**GOAL OF THE EXERCISE**
Starting with the line that includes "Enumerate this screenshot's", write out every remaining line of the records below exactly as it appears, leaving out any images.

━━ DATA SUPPLIED

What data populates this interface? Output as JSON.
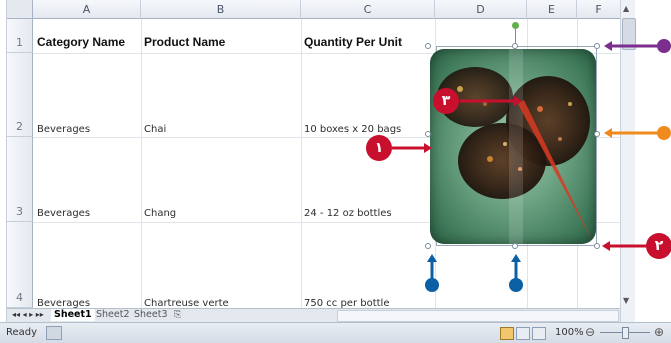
{
  "columns": [
    "A",
    "B",
    "C",
    "D",
    "E",
    "F"
  ],
  "rows": [
    {
      "num": "1",
      "a": "Category Name",
      "b": "Product Name",
      "c": "Quantity Per Unit"
    },
    {
      "num": "2",
      "a": "Beverages",
      "b": "Chai",
      "c": "10 boxes x 20 bags"
    },
    {
      "num": "3",
      "a": "Beverages",
      "b": "Chang",
      "c": "24 - 12 oz bottles"
    },
    {
      "num": "4",
      "a": "Beverages",
      "b": "Chartreuse verte",
      "c": "750 cc per bottle"
    }
  ],
  "sheets": [
    "Sheet1",
    "Sheet2",
    "Sheet3"
  ],
  "status": {
    "ready": "Ready",
    "zoom": "100%"
  },
  "callouts": {
    "one": "١",
    "two": "٢",
    "three": "٣"
  },
  "colors": {
    "callout_red": "#c8102e",
    "callout_purple": "#7b2e8e",
    "callout_orange": "#f08a1c",
    "callout_blue": "#0b5fa5"
  }
}
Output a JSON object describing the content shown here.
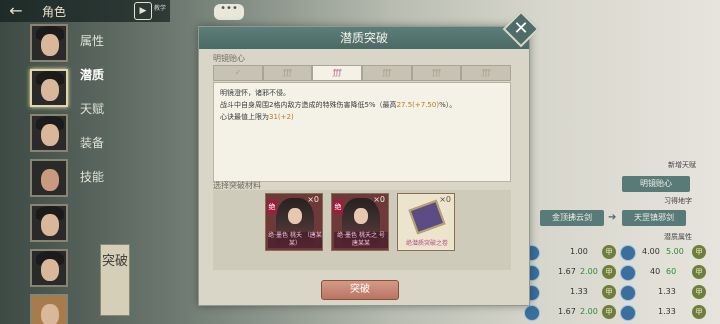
{
  "top_bar": {
    "title": "角色",
    "back_icon": "back-arrow-icon",
    "play_text": "教学",
    "chat": "•••"
  },
  "sidebar_menu": [
    "属性",
    "潜质",
    "天赋",
    "装备",
    "技能"
  ],
  "sidebar_active": "潜质",
  "side_breakthrough": "突破",
  "modal": {
    "title": "潜质突破",
    "section1_label": "明镜贻心",
    "tabs": [
      "✓",
      "ƒƒƒ",
      "ƒƒƒ",
      "ƒƒƒ",
      "ƒƒƒ",
      "ƒƒƒ"
    ],
    "desc": {
      "line1": "明镜澄怀，诸邪不侵。",
      "line2_a": "战斗中自身周围2格内敌方造成的特殊伤害降低5%（最高",
      "line2_hl": "27.5(+7.50)",
      "line2_b": "%）。",
      "line3_a": "心诀最值上限为",
      "line3_hl": "31(+2)"
    },
    "section2_label": "选择突破材料",
    "materials": [
      {
        "count": "×0",
        "name": "绝·墨色 桃夭 （唐某某）",
        "tag": "绝"
      },
      {
        "count": "×0",
        "name": "绝·墨色 桃夭之 号 唐某某",
        "tag": "绝"
      },
      {
        "count": "×0",
        "name": "绝潜质突破之卷",
        "tag": ""
      }
    ],
    "button": "突破"
  },
  "right_panel": {
    "new_talent_label": "新增天赋",
    "new_talent_value": "明镜贻心",
    "learned_label": "习得地字",
    "from": "金顶拂云剑",
    "to": "天罡镇邪剑",
    "attr_label": "潜质属性",
    "stats": [
      {
        "left_val": "1.00",
        "right_val": "4.00",
        "right_up": "5.00"
      },
      {
        "left_val": "1.67",
        "left_up": "2.00",
        "right_val": "40",
        "right_up": "60"
      },
      {
        "left_val": "1.33",
        "right_val": "1.33"
      },
      {
        "left_val": "1.67",
        "left_up": "2.00",
        "right_val": "1.33"
      }
    ],
    "badge": "甲"
  }
}
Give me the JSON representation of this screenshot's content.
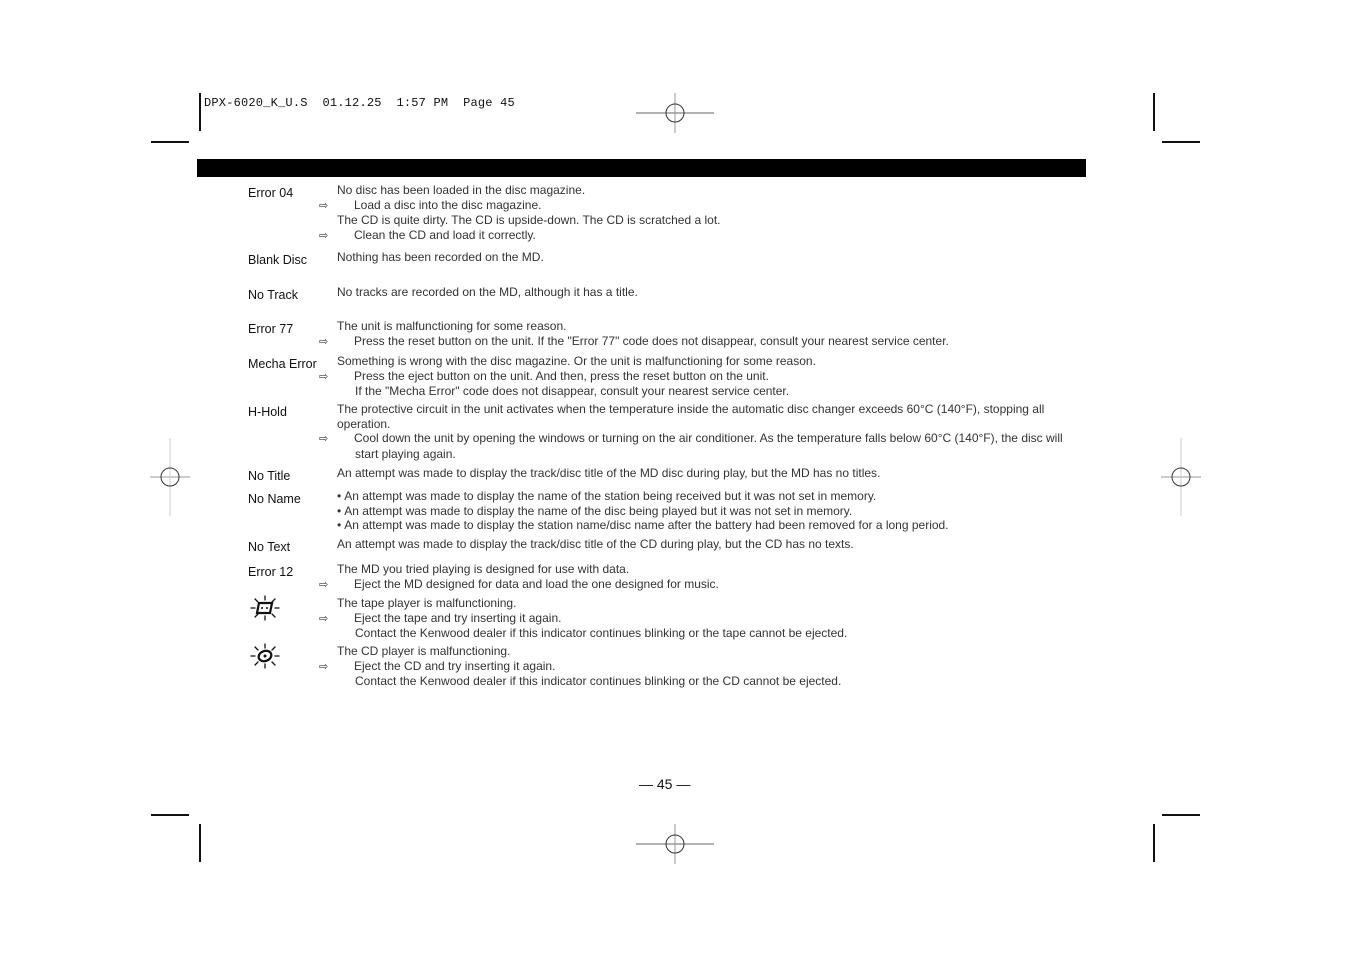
{
  "slug": {
    "model": "DPX-6020_K_U.S",
    "date": "01.12.25",
    "time": "1:57 PM",
    "page_label": "Page 45"
  },
  "entries": [
    {
      "term": "Error 04",
      "lines": [
        {
          "type": "text",
          "text": "No disc has been loaded in the disc magazine."
        },
        {
          "type": "action",
          "text": "Load a disc into the disc magazine."
        },
        {
          "type": "text",
          "text": "The CD is quite dirty. The CD is upside-down. The CD is scratched a lot."
        },
        {
          "type": "action",
          "text": "Clean the CD and load it correctly."
        }
      ]
    },
    {
      "term": "Blank Disc",
      "lines": [
        {
          "type": "text",
          "text": "Nothing has been recorded on the MD."
        }
      ]
    },
    {
      "term": "No Track",
      "lines": [
        {
          "type": "text",
          "text": "No tracks are recorded on the MD, although it has a title."
        }
      ]
    },
    {
      "term": "Error 77",
      "lines": [
        {
          "type": "text",
          "text": "The unit is malfunctioning for some reason."
        },
        {
          "type": "action",
          "text": "Press the reset button on the unit. If the \"Error 77\" code does not disappear, consult your nearest service center."
        }
      ]
    },
    {
      "term": "Mecha Error",
      "lines": [
        {
          "type": "text",
          "text": "Something is wrong with the disc magazine. Or the unit is malfunctioning for some reason."
        },
        {
          "type": "action",
          "text": "Press the eject button on the unit. And then, press the reset button on the unit."
        },
        {
          "type": "continuation",
          "text": "If the \"Mecha Error\" code does not disappear, consult your nearest service center."
        }
      ]
    },
    {
      "term": "H-Hold",
      "lines": [
        {
          "type": "text",
          "text": "The protective circuit in the unit activates when the temperature inside the automatic disc changer exceeds 60°C (140°F), stopping all operation."
        },
        {
          "type": "action",
          "text": "Cool down the unit by opening the windows or turning on the air conditioner. As the temperature falls below 60°C (140°F), the disc will start playing again."
        }
      ]
    },
    {
      "term": "No Title",
      "lines": [
        {
          "type": "text",
          "text": "An attempt was made to display the track/disc title of the MD disc during play, but the MD has no titles."
        }
      ]
    },
    {
      "term": "No Name",
      "lines": [
        {
          "type": "bullet",
          "text": "An attempt was made to display the name of the station being received but it was not set in memory."
        },
        {
          "type": "bullet",
          "text": "An attempt was made to display the name of the disc being played but it was not set in memory."
        },
        {
          "type": "bullet",
          "text": "An attempt was made to display the station name/disc name after the battery had been removed for a long period."
        }
      ]
    },
    {
      "term": "No Text",
      "lines": [
        {
          "type": "text",
          "text": "An attempt was made to display the track/disc title of the CD during play, but the CD has no texts."
        }
      ]
    },
    {
      "term": "Error 12",
      "lines": [
        {
          "type": "text",
          "text": "The MD you tried playing is designed for use with data."
        },
        {
          "type": "action",
          "text": "Eject the MD designed for data and load the one designed for music."
        }
      ]
    },
    {
      "icon": "blinking-tape-indicator",
      "lines": [
        {
          "type": "text",
          "text": "The tape player is malfunctioning."
        },
        {
          "type": "action",
          "text": "Eject the tape and try inserting it again."
        },
        {
          "type": "continuation",
          "text": "Contact the Kenwood dealer if this indicator continues blinking or the tape cannot be ejected."
        }
      ]
    },
    {
      "icon": "blinking-cd-indicator",
      "lines": [
        {
          "type": "text",
          "text": "The CD player is malfunctioning."
        },
        {
          "type": "action",
          "text": "Eject the CD and try inserting it again."
        },
        {
          "type": "continuation",
          "text": "Contact the Kenwood dealer if this indicator continues blinking or the CD cannot be ejected."
        }
      ]
    }
  ],
  "symbols": {
    "action_arrow": "⇨",
    "bullet": "•"
  },
  "footer": {
    "page_number": "— 45 —"
  }
}
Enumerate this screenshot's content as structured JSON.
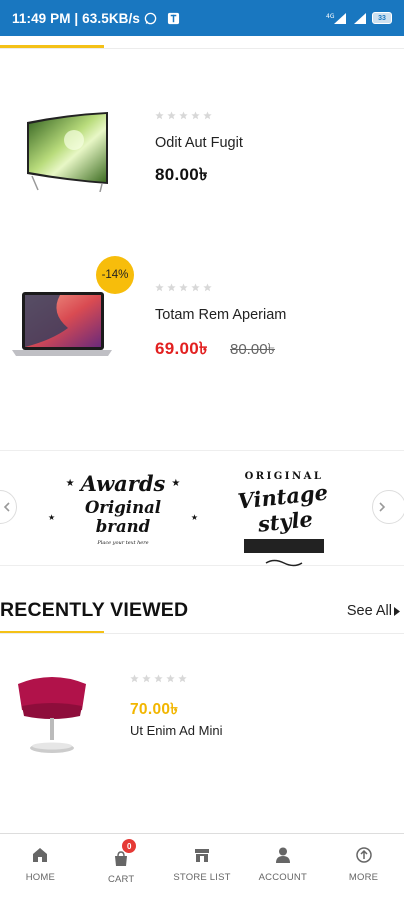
{
  "status_bar": {
    "time_speed": "11:49 PM | 63.5KB/s",
    "battery": "33"
  },
  "products": [
    {
      "name": "Odit Aut Fugit",
      "price": "80.00৳",
      "rating": 0
    },
    {
      "name": "Totam Rem Aperiam",
      "price": "69.00৳",
      "old_price": "80.00৳",
      "discount_badge": "-14%",
      "rating": 0
    }
  ],
  "brands": [
    {
      "line1": "Awards",
      "line2": "Original brand",
      "tagline": "Place your text here"
    },
    {
      "top": "ORIGINAL",
      "main": "Vintage style"
    }
  ],
  "recently_viewed": {
    "title": "RECENTLY VIEWED",
    "see_all": "See All",
    "items": [
      {
        "price": "70.00৳",
        "name": "Ut Enim Ad Mini",
        "rating": 0
      }
    ]
  },
  "bottom_nav": {
    "items": [
      {
        "label": "HOME",
        "icon": "home-icon"
      },
      {
        "label": "CART",
        "icon": "cart-icon",
        "badge": "0"
      },
      {
        "label": "STORE LIST",
        "icon": "store-icon"
      },
      {
        "label": "ACCOUNT",
        "icon": "account-icon"
      },
      {
        "label": "MORE",
        "icon": "more-icon"
      }
    ]
  },
  "colors": {
    "status_bar": "#1977c0",
    "accent": "#f4c117",
    "sale_price": "#e22020",
    "badge": "#f7bd0b"
  }
}
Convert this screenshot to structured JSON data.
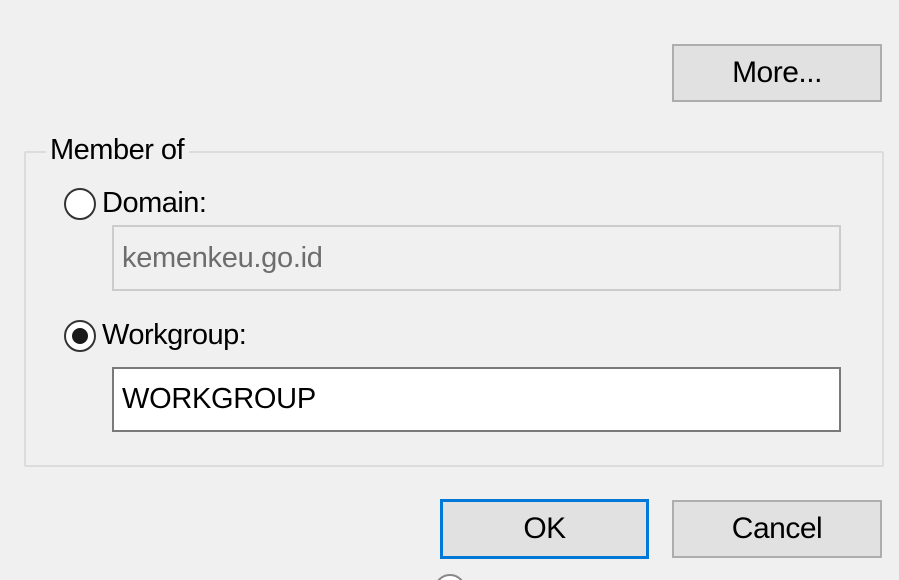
{
  "buttons": {
    "more_label": "More...",
    "ok_label": "OK",
    "cancel_label": "Cancel"
  },
  "member_of": {
    "legend": "Member of",
    "domain": {
      "label": "Domain:",
      "selected": false,
      "value": "kemenkeu.go.id",
      "enabled": false
    },
    "workgroup": {
      "label": "Workgroup:",
      "selected": true,
      "value": "WORKGROUP",
      "enabled": true
    }
  },
  "colors": {
    "dialog_background": "#f0f0f0",
    "button_background": "#e1e1e1",
    "focus_border": "#0078d7",
    "disabled_text": "#6d6d6d"
  }
}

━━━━

**EXERCISE RESULT**
Enumerate this screenshot's content as structured JSON.
{
  "status_bar": {
    "time_speed": "11:49 PM | 63.5KB/s",
    "battery": "33"
  },
  "products": [
    {
      "name": "Odit Aut Fugit",
      "price": "80.00৳",
      "rating": 0
    },
    {
      "name": "Totam Rem Aperiam",
      "price": "69.00৳",
      "old_price": "80.00৳",
      "discount_badge": "-14%",
      "rating": 0
    }
  ],
  "brands": [
    {
      "line1": "Awards",
      "line2": "Original brand",
      "tagline": "Place your text here"
    },
    {
      "top": "ORIGINAL",
      "main": "Vintage style"
    }
  ],
  "recently_viewed": {
    "title": "RECENTLY VIEWED",
    "see_all": "See All",
    "items": [
      {
        "price": "70.00৳",
        "name": "Ut Enim Ad Mini",
        "rating": 0
      }
    ]
  },
  "bottom_nav": {
    "items": [
      {
        "label": "HOME",
        "icon": "home-icon"
      },
      {
        "label": "CART",
        "icon": "cart-icon",
        "badge": "0"
      },
      {
        "label": "STORE LIST",
        "icon": "store-icon"
      },
      {
        "label": "ACCOUNT",
        "icon": "account-icon"
      },
      {
        "label": "MORE",
        "icon": "more-icon"
      }
    ]
  },
  "colors": {
    "status_bar": "#1977c0",
    "accent": "#f4c117",
    "sale_price": "#e22020",
    "badge": "#f7bd0b"
  }
}
Convert this screenshot to structured JSON data.
{
  "buttons": {
    "more_label": "More...",
    "ok_label": "OK",
    "cancel_label": "Cancel"
  },
  "member_of": {
    "legend": "Member of",
    "domain": {
      "label": "Domain:",
      "selected": false,
      "value": "kemenkeu.go.id",
      "enabled": false
    },
    "workgroup": {
      "label": "Workgroup:",
      "selected": true,
      "value": "WORKGROUP",
      "enabled": true
    }
  },
  "colors": {
    "dialog_background": "#f0f0f0",
    "button_background": "#e1e1e1",
    "focus_border": "#0078d7",
    "disabled_text": "#6d6d6d"
  }
}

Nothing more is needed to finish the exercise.